Leaving the glowy greenness of Glyfada behind, I embarked on a day’s solo adventuring around Athens, with my cousins busy at work or uni until tonight (when we had a yoga and wine night planned!). The train line was easy enough to navigate – one line this way, the other coming back, and the bulkiness of tourist backpacks and foreign tongues alighting at Acropolis station. I followed the crowds to the base of the majestic rock where The Parthenon stands tall, watching over everything that happens in the ancient city below…
Despite having been to the Parthenon twice before, the majesty and magic of the ancient world never loses its lure. From the very top, the entirety of Athens spills below – yellowness washes the entire scene. What I hadn’t been banking on, however, was the wash of rain that was coming overhead, and soon a rush of tourists took flight towards the city, leaving the Acropolis site alone again.
As luck would have it, the storm lasted all of 10 minutes! But I was already well on my way towards the nearest train station other than Acropolis station, passing rows and rows of gypsies and their wares.
I’m quite spontaneous on holiday, and so I randomly caught a train, not knowing the direction or the destination. It was sticky and packed. Beside me, a priest stood also on his journey, but that was not to the taste of several elderly women seated comfortably on the train. I couldn’t believe the scene unfolding: one Yiayia prodded this teen with headphones in, telling her in Greek to stand up for the Papa (Priest). The girl ignored her, and the Priest moved to tell the old woman not to worry, but the woman wasn’t having any of it. She absolutely roasted this young girl, who seemed not to have a care in the world. I’m pretty sure I remember the words “lazy” and “disrespectful” being thrown around.
With all the commotion, I hardly realised where we were. Suddenly the train thinned out, the crowds gone. I realised quickly that I should’ve gotten off where everyone else did, so a few stops down I did get off, eager to retrace my steps a little. But not first without some wandering…
The place can only be described as a wasteland. There was nothing about. After a few wrong turns in a wide tunnel, I even lost the train station. There was nobody about, and I’ll be honest with you when I say I got a liiiiiiittle bit nervous at this point. I made my way up some random stairs and realised that there really was nothing here. From the other side of an over-the-road bridge I saw a tram, however, and instead of trying to just get on a train back towards Glyfada, I decided a change of transport would be nice – I shouldn’t waste this adventure, after all, right?
I really wish I remembered the name of the places I went to this day, because the tram ride back towards Syntagma Square was amazing. I hopped off the tram a couple of stops from that deserted creepy area and in front of me was the bright blue Mediterranean! Imagine that, a beach just outside Athens!

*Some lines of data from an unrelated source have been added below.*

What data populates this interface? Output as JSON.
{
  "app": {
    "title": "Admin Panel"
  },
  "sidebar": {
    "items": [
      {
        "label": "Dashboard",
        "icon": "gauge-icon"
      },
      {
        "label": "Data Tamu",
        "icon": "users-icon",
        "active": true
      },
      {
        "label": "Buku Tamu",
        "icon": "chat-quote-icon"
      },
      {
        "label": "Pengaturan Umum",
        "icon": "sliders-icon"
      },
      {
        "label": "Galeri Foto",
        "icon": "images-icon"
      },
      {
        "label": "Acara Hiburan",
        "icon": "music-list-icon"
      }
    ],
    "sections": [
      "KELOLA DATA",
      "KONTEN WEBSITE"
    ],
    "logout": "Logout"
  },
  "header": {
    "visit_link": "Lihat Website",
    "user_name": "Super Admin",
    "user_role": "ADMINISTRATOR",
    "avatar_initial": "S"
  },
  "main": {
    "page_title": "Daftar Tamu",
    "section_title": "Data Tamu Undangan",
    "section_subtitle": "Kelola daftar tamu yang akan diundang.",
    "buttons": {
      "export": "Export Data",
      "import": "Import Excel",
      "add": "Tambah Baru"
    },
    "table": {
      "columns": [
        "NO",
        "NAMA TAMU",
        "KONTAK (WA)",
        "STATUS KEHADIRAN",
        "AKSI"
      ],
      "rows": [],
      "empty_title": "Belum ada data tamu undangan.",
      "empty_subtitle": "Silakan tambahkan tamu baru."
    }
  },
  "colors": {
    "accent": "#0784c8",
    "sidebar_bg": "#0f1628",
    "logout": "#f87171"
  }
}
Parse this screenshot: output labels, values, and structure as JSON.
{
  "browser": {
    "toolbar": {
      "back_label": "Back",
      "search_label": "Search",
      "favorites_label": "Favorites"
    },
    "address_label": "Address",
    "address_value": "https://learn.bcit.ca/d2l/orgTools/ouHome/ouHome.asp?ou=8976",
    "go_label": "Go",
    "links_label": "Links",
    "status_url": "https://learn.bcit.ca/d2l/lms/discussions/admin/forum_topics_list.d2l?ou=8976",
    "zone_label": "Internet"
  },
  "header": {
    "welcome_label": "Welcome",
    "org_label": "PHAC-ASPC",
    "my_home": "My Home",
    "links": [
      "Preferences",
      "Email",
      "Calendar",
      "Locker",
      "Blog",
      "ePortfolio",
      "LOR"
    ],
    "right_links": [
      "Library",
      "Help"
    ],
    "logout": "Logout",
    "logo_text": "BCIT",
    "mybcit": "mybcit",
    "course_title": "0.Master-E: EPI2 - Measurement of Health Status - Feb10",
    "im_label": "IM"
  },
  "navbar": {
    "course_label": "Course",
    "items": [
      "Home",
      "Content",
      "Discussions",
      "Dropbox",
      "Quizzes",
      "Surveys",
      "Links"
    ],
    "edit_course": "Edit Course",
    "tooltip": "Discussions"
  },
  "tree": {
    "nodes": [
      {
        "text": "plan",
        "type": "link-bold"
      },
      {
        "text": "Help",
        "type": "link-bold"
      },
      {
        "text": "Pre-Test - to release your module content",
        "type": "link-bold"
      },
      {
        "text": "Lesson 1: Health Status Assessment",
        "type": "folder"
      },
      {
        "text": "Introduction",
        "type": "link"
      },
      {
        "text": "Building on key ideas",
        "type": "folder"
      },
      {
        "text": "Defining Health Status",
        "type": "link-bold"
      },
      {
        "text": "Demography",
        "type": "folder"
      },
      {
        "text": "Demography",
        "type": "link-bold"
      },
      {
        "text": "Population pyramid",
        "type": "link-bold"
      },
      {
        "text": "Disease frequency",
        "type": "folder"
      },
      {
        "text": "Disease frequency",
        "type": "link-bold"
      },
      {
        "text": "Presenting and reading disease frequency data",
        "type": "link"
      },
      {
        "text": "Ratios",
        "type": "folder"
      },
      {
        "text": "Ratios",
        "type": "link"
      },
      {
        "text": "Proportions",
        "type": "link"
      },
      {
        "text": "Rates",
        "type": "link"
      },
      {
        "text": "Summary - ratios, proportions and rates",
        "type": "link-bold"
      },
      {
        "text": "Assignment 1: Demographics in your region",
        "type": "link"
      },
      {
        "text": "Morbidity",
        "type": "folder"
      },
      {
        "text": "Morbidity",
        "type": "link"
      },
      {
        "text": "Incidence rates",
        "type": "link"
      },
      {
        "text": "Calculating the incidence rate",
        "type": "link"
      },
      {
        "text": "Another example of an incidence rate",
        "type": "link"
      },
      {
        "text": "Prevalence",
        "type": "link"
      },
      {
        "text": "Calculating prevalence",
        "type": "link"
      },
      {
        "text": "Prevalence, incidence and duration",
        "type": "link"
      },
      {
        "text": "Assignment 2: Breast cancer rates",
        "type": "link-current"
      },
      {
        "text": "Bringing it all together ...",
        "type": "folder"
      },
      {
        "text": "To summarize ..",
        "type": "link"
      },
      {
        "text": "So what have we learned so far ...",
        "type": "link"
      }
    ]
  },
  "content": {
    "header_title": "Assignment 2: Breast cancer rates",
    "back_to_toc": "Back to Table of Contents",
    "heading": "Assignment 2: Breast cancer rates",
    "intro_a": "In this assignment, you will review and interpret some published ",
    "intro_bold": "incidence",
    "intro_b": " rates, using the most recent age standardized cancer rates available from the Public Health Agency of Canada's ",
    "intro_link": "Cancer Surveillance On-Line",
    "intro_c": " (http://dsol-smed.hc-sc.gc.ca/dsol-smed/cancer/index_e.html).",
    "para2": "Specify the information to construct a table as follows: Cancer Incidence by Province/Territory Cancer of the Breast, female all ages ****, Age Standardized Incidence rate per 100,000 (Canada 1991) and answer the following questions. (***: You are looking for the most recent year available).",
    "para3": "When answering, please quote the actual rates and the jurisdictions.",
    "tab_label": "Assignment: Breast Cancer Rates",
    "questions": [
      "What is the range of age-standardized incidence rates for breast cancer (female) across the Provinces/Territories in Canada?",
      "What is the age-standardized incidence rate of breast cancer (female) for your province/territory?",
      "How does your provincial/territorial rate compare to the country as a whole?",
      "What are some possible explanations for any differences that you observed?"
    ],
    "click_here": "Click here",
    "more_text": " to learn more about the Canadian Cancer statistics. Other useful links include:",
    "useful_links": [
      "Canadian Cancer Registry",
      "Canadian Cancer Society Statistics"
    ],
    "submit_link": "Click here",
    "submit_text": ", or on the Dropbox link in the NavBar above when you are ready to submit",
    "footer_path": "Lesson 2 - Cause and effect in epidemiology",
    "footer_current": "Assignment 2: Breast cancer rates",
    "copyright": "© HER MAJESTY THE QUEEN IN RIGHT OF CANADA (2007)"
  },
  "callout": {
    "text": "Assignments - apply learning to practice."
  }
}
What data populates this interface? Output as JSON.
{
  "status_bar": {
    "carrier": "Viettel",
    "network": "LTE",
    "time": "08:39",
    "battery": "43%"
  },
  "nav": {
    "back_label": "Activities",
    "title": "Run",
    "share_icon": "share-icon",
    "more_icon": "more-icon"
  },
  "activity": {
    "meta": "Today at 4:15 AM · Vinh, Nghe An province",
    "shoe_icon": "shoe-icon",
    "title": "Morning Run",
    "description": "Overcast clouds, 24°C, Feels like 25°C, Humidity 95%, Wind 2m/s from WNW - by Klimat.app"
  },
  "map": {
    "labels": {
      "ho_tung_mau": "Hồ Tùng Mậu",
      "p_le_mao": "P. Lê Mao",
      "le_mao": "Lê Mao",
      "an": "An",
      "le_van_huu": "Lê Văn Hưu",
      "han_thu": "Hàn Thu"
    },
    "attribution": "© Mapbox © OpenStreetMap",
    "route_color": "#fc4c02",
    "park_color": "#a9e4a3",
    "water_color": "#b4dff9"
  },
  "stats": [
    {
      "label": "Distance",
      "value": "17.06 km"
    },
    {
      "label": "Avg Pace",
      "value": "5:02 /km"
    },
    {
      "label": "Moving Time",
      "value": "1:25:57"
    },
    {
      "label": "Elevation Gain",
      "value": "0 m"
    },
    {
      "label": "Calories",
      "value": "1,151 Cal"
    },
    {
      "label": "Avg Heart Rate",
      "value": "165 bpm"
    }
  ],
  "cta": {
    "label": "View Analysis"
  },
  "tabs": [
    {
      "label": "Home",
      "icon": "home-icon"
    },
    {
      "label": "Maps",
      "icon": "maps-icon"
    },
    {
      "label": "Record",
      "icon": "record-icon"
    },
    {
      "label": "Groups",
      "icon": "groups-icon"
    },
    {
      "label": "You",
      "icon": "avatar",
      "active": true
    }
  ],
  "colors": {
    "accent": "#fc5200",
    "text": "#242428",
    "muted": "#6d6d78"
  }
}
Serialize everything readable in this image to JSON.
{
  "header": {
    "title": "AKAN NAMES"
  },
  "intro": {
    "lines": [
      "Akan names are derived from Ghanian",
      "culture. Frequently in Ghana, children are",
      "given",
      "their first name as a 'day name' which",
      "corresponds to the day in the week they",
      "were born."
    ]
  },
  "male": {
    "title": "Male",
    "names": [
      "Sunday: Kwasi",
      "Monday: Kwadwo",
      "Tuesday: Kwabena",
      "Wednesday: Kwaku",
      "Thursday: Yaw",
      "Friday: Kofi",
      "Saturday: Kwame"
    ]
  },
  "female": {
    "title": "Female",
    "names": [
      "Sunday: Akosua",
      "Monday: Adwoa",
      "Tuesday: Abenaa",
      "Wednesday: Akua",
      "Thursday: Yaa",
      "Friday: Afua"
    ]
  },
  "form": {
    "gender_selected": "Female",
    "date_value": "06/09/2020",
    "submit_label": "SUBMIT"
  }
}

The rest of that day was spent lazing by the water, the pebbles hot on my feet and the sun reinvigorating my spirit. I was totally and completely lost, but felt safer than ever.
Athens, what a treat you are! xx